___ TASK INPUTS ___
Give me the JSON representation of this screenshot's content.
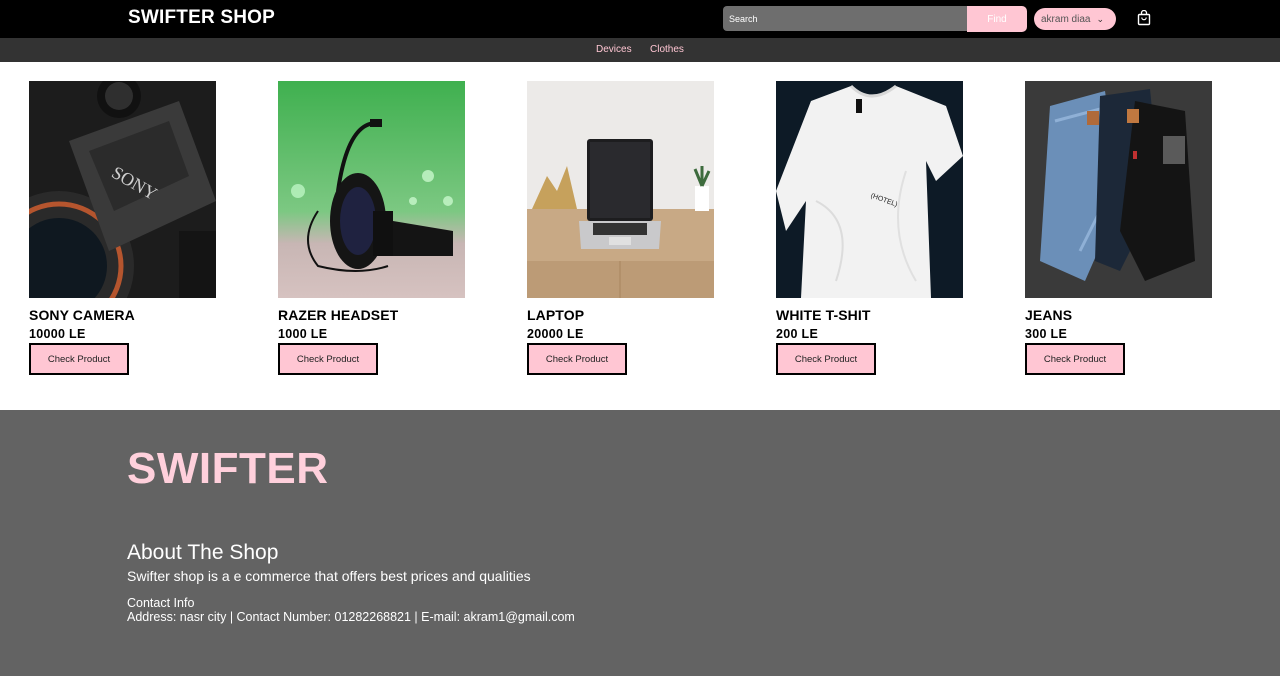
{
  "header": {
    "brand": "SWIFTER SHOP",
    "search_placeholder": "Search",
    "find_label": "Find",
    "user_name": "akram diaa",
    "user_chevron_icon": "chevron-down-icon",
    "cart_icon": "shopping-bag-icon"
  },
  "nav": {
    "categories": [
      "Devices",
      "Clothes"
    ]
  },
  "products": [
    {
      "name": "SONY CAMERA",
      "price": "10000 LE",
      "button": "Check Product",
      "image": "camera-photo"
    },
    {
      "name": "RAZER HEADSET",
      "price": "1000 LE",
      "button": "Check Product",
      "image": "headset-photo"
    },
    {
      "name": "LAPTOP",
      "price": "20000 LE",
      "button": "Check Product",
      "image": "laptop-photo"
    },
    {
      "name": "WHITE T-SHIT",
      "price": "200 LE",
      "button": "Check Product",
      "image": "tshirt-photo"
    },
    {
      "name": "JEANS",
      "price": "300 LE",
      "button": "Check Product",
      "image": "jeans-photo"
    }
  ],
  "footer": {
    "brand": "SWIFTER",
    "about_title": "About The Shop",
    "about_text": "Swifter shop is a e commerce that offers best prices and qualities",
    "contact_title": "Contact Info",
    "contact_details": "Address: nasr city | Contact Number: 01282268821 | E-mail: akram1@gmail.com"
  },
  "colors": {
    "accent_pink": "#ffc6d3",
    "header_bg": "#000000",
    "nav_bg": "#333333",
    "footer_bg": "#636363"
  }
}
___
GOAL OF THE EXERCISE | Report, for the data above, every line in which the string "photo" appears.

RESULT |
      "image": "camera-photo"
      "image": "headset-photo"
      "image": "laptop-photo"
      "image": "tshirt-photo"
      "image": "jeans-photo"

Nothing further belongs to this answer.